TASK OBJECTIVE> In the entries below, identify every line with the string "name" and copy it.

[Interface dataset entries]
^^^^^^^^^^^^^^^^

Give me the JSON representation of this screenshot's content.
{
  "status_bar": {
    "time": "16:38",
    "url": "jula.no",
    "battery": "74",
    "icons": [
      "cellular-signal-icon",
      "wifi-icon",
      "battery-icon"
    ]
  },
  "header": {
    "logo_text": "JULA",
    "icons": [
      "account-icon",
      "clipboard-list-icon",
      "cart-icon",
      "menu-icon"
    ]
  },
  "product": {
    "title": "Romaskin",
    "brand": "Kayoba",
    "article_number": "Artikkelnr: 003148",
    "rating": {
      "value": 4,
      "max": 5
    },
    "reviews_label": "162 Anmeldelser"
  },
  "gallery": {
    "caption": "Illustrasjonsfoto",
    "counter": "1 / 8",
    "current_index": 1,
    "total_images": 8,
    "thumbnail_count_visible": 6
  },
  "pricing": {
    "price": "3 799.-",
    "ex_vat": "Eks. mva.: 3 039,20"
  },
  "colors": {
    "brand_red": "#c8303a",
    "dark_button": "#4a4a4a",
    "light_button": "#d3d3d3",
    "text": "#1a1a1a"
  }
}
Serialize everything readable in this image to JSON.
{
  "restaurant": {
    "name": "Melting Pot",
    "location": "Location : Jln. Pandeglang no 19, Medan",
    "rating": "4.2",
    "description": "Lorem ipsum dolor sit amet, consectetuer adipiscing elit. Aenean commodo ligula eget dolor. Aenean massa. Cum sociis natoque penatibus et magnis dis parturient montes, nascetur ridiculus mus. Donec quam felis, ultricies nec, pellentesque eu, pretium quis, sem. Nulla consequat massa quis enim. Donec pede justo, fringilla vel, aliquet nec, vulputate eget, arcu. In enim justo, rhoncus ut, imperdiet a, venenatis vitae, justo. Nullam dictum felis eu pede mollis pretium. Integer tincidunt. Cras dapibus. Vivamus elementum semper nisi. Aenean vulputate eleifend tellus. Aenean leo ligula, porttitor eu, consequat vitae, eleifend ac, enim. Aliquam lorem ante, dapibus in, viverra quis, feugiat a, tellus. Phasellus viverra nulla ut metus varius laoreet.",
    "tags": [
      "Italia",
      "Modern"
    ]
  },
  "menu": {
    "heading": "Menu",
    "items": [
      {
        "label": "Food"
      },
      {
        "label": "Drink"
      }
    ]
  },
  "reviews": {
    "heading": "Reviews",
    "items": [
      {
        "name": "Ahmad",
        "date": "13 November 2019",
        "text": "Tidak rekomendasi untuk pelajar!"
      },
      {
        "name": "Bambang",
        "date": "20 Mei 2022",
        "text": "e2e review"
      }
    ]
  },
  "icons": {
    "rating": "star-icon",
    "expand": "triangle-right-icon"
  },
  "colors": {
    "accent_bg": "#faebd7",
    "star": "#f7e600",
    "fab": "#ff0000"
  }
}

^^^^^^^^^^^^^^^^

ANSWER SECTION>
    "name": "Melting Pot",
        "name": "Ahmad",
        "name": "Bambang",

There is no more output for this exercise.